While most of us are grossed out by the idea of vomit, people with emetophobia experience anxiety and fear so intense it can actually disrupt daily functioning. To deal with the anxiety surrounding vomiting, people with emetophobia often engage in “safety behaviors” like triple-checking expiration dates on food, avoiding social gatherings where they might get sick and overcooking food to kill potential pathogens — all in the hopes of eliminating the chances of throwing up or seeing someone else throw up.

If you have (or think you have) emetophobia, you’re not alone. The good news is, like most phobias, emetophobia is very treatable. The “gold-standard” treatment for phobias is exposure and response prevention (ERP) therapy, which involves gradually exposing yourself to your fear and learning to tolerate it without avoidance or engaging in safety behaviors. A trained ERP specialist will very slowly lead you through a series of “exposures” designed to gradually acclimate you to your fear so it becomes less anxiety-inducing over time.

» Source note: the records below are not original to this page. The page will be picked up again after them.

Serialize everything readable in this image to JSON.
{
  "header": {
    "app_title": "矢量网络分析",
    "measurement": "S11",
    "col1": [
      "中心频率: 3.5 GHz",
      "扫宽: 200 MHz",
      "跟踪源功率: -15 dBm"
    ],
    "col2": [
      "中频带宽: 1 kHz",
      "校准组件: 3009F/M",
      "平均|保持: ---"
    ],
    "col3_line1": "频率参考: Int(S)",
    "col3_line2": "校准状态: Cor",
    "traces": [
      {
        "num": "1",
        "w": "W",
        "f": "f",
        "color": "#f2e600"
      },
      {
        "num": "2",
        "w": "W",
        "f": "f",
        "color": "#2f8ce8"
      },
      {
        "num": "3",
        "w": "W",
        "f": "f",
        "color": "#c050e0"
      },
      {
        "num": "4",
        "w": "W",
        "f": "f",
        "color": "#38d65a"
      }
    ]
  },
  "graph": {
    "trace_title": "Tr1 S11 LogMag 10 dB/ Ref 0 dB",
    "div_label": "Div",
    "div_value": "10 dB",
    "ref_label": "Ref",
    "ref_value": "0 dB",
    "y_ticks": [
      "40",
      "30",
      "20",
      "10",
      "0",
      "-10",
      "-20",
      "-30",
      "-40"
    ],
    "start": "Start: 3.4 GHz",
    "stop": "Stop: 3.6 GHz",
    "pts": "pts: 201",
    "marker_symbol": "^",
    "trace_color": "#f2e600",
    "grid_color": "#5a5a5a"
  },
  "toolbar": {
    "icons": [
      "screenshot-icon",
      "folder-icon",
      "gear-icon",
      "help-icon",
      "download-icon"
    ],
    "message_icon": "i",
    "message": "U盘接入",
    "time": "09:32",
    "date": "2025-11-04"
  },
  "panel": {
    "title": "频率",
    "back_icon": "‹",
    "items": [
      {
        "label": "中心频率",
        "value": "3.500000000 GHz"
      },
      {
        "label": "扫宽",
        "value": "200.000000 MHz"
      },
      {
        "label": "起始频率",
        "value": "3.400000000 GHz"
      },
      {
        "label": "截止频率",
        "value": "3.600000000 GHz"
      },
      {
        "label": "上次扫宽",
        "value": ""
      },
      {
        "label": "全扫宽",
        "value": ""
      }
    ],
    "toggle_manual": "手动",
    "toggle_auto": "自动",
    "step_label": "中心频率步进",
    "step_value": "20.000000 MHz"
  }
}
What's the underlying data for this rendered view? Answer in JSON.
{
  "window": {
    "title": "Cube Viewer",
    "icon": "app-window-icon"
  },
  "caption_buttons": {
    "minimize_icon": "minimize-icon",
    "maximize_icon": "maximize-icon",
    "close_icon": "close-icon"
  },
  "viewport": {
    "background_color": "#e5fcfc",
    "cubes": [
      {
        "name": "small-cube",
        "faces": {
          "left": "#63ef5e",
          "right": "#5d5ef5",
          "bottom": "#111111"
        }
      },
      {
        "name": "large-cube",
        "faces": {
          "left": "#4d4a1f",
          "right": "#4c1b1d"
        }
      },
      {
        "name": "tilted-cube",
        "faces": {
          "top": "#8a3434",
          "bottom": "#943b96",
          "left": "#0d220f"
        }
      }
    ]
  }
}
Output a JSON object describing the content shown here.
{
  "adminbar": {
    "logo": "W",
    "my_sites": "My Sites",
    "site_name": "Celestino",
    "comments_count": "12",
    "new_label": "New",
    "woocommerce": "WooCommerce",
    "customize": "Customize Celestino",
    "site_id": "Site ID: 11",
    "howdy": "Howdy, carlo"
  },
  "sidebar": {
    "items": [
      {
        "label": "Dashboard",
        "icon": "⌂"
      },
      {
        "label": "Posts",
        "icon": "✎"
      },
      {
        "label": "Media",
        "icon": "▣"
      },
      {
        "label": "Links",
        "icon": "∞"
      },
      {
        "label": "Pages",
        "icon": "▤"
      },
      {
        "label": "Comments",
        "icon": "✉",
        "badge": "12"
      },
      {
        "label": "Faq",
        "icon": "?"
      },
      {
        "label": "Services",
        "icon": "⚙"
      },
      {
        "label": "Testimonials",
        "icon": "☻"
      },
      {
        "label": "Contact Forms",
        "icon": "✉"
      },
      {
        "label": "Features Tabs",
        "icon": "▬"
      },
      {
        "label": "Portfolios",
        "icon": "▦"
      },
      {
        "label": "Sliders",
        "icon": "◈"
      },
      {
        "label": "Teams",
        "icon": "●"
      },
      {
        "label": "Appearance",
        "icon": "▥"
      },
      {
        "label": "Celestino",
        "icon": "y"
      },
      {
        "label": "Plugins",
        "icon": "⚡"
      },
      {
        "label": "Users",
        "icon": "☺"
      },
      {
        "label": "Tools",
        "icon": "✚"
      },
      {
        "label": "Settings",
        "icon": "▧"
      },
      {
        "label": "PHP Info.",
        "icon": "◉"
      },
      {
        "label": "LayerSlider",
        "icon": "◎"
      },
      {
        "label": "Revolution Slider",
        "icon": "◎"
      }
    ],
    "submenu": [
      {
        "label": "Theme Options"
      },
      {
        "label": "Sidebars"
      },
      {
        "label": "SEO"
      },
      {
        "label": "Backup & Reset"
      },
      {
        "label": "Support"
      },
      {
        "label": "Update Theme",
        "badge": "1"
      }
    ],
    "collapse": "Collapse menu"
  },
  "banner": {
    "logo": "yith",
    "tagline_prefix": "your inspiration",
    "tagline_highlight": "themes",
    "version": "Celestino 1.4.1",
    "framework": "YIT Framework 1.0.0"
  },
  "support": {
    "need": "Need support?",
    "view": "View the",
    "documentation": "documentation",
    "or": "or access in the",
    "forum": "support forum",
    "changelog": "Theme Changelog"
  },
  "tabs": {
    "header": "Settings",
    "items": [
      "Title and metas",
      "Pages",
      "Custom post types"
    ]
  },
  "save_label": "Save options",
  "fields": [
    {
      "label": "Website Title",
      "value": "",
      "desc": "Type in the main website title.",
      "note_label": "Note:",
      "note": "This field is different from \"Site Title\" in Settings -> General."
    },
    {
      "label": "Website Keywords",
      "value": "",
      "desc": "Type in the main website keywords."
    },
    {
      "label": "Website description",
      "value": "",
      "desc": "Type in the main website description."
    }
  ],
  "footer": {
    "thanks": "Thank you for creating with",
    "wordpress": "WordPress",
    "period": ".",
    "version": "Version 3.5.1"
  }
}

To find a therapist who specializes in ERP, we encourage you to use this therapist finder tool from the International OCD Foundation.

For more on emetophobia from our community, check out the following stories:

Header image via “Knives Out” Facebook page